Source material
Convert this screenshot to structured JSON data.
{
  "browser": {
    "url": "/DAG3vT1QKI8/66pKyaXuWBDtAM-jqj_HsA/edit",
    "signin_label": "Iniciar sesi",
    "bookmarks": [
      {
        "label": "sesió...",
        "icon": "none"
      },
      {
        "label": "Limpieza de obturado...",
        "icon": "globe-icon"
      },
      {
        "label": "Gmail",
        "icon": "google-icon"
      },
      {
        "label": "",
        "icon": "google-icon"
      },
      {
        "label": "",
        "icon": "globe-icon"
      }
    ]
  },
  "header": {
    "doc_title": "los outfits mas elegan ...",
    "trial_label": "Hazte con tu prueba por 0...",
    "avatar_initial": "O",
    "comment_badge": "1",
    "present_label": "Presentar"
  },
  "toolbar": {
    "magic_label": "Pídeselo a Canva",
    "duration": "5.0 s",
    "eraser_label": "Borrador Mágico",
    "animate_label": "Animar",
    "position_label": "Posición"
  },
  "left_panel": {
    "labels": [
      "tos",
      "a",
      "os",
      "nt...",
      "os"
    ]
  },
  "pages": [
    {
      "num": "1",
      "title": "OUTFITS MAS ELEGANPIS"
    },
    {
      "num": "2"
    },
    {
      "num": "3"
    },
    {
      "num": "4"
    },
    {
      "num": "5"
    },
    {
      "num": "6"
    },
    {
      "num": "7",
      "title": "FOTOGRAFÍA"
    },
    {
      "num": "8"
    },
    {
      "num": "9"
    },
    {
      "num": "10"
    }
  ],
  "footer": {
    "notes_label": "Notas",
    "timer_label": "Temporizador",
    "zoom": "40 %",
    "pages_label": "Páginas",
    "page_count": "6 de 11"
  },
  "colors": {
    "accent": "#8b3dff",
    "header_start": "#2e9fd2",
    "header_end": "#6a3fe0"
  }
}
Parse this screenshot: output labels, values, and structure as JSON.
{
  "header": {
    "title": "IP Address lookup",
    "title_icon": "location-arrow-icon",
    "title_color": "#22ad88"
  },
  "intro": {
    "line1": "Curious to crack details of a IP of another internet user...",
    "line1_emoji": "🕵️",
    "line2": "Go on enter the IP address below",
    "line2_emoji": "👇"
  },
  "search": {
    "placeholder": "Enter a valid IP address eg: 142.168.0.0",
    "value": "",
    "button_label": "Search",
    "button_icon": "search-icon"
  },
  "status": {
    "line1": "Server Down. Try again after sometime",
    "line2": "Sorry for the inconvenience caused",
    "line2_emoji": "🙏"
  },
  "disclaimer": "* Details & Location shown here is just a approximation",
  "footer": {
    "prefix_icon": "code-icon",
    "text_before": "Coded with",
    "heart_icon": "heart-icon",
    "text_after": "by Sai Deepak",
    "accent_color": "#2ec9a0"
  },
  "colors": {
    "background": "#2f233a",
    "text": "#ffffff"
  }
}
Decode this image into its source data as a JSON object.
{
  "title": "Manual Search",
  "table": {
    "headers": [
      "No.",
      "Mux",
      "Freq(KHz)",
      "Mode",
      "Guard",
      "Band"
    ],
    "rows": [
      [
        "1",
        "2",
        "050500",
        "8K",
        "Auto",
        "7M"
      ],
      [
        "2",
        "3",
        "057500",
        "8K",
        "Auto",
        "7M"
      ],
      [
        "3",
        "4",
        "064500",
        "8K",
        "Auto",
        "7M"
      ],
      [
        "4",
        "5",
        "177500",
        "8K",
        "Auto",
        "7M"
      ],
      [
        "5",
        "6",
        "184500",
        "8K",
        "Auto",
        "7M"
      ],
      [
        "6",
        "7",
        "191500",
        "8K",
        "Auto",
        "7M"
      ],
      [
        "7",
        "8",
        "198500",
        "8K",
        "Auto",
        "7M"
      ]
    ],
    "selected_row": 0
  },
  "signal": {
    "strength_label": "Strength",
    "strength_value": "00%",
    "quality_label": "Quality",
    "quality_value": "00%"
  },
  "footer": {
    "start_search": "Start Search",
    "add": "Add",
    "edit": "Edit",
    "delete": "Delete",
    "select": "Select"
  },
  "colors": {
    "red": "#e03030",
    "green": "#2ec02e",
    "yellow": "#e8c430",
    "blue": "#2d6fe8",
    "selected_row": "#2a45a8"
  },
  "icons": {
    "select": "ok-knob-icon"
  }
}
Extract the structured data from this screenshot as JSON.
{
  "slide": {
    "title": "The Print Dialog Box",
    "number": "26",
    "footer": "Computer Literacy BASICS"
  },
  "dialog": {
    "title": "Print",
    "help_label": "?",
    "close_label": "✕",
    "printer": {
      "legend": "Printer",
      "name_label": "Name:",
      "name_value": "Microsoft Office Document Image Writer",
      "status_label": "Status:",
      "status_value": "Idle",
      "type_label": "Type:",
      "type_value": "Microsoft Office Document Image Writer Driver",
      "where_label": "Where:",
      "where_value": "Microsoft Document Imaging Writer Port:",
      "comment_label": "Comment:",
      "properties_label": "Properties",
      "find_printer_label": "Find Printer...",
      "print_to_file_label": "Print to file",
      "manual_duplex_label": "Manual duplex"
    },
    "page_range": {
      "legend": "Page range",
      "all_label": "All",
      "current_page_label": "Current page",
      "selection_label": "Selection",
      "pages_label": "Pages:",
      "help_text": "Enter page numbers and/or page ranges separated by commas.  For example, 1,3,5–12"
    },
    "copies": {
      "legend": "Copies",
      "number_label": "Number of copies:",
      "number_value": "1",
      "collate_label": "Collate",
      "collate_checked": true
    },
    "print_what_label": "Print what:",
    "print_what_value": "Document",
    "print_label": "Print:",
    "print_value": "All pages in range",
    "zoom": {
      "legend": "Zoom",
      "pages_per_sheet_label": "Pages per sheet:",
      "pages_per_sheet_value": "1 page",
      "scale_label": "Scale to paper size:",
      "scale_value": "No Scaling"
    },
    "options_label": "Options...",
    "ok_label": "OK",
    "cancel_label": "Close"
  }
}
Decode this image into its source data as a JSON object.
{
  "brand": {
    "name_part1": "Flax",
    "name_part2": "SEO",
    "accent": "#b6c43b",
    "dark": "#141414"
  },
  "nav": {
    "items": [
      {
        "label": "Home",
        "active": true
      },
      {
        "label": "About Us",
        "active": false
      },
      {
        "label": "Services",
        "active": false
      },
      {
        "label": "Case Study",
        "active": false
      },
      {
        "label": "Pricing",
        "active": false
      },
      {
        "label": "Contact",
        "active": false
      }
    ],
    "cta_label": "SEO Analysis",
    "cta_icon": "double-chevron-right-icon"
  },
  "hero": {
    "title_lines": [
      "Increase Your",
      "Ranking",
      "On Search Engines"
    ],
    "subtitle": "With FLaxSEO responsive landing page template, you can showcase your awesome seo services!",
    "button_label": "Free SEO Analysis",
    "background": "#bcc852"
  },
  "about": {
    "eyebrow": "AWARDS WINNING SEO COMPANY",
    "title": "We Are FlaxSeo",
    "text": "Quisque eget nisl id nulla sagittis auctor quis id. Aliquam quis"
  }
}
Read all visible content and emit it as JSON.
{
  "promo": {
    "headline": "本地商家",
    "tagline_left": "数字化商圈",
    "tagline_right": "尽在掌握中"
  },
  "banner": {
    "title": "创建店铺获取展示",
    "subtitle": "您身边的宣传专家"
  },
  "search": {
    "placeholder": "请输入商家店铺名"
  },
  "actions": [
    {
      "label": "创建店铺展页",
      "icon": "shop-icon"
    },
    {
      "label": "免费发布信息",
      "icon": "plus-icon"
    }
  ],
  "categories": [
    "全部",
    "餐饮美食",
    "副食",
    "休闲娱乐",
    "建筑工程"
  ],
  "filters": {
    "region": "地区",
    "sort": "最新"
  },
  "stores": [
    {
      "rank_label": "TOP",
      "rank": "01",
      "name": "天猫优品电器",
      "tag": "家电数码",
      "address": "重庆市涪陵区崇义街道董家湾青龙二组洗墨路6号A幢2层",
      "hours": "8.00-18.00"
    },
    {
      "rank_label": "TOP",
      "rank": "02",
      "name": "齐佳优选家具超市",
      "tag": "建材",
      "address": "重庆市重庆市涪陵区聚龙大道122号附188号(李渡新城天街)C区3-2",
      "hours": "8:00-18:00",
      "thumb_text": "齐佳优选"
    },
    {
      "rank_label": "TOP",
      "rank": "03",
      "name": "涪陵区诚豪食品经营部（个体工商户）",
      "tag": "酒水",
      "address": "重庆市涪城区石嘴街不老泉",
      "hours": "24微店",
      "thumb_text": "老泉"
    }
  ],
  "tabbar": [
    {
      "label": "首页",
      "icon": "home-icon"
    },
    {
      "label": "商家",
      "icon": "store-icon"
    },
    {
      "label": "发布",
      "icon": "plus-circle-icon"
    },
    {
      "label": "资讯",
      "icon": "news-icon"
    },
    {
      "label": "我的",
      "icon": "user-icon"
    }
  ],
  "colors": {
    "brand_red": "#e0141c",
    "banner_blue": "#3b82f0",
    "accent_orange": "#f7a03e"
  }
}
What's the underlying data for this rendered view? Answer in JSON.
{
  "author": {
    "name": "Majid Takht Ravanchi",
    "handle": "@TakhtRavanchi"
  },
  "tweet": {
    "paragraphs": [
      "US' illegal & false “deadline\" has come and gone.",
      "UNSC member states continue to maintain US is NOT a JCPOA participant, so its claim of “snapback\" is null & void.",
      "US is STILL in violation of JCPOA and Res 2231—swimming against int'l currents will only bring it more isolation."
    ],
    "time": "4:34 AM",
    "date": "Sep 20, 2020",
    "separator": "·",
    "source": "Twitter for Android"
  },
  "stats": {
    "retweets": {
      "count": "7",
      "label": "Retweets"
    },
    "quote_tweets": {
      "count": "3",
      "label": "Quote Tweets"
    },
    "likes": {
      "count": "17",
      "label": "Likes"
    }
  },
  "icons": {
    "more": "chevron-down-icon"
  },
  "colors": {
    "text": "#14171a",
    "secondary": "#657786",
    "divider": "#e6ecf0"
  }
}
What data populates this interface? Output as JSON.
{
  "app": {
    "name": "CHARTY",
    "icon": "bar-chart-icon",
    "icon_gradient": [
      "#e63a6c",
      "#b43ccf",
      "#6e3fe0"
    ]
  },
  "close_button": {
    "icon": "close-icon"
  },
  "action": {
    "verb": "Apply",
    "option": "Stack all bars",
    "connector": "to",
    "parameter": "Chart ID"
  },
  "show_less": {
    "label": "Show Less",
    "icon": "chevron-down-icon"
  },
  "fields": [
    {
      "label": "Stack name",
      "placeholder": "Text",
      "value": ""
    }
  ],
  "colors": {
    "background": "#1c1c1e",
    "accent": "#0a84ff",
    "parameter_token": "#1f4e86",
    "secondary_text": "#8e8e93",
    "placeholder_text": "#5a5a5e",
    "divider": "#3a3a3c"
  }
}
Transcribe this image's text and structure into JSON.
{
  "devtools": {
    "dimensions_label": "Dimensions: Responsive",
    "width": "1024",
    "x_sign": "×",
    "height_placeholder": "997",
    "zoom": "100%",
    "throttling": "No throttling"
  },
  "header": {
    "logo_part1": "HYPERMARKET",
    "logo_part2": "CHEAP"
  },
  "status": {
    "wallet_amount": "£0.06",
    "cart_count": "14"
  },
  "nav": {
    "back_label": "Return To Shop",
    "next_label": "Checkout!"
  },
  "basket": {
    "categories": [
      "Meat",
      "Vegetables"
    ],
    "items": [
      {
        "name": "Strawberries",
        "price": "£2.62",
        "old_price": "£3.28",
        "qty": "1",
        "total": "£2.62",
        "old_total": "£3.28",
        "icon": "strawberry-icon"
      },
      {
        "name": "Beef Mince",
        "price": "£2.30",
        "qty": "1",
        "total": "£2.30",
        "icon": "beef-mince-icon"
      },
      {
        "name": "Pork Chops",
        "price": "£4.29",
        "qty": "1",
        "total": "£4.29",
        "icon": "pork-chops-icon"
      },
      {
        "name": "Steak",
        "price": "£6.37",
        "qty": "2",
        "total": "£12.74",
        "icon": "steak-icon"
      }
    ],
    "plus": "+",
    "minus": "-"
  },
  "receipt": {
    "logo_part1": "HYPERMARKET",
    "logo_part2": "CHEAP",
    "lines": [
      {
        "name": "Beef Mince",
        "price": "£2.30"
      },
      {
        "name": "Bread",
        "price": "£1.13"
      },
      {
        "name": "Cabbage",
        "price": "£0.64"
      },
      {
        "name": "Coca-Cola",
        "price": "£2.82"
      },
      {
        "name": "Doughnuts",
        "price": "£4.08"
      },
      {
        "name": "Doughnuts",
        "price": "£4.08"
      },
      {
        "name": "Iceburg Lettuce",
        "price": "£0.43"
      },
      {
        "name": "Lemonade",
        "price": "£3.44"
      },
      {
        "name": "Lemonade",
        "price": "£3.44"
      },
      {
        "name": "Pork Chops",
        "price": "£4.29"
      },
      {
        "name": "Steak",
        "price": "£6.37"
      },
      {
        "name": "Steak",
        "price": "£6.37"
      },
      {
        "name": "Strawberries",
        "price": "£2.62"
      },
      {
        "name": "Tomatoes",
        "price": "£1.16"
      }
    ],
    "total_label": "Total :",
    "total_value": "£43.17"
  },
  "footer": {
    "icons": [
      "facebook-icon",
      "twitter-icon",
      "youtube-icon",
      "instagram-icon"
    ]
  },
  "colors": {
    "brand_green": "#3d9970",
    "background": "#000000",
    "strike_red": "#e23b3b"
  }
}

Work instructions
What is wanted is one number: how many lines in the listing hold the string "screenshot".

Your solution
3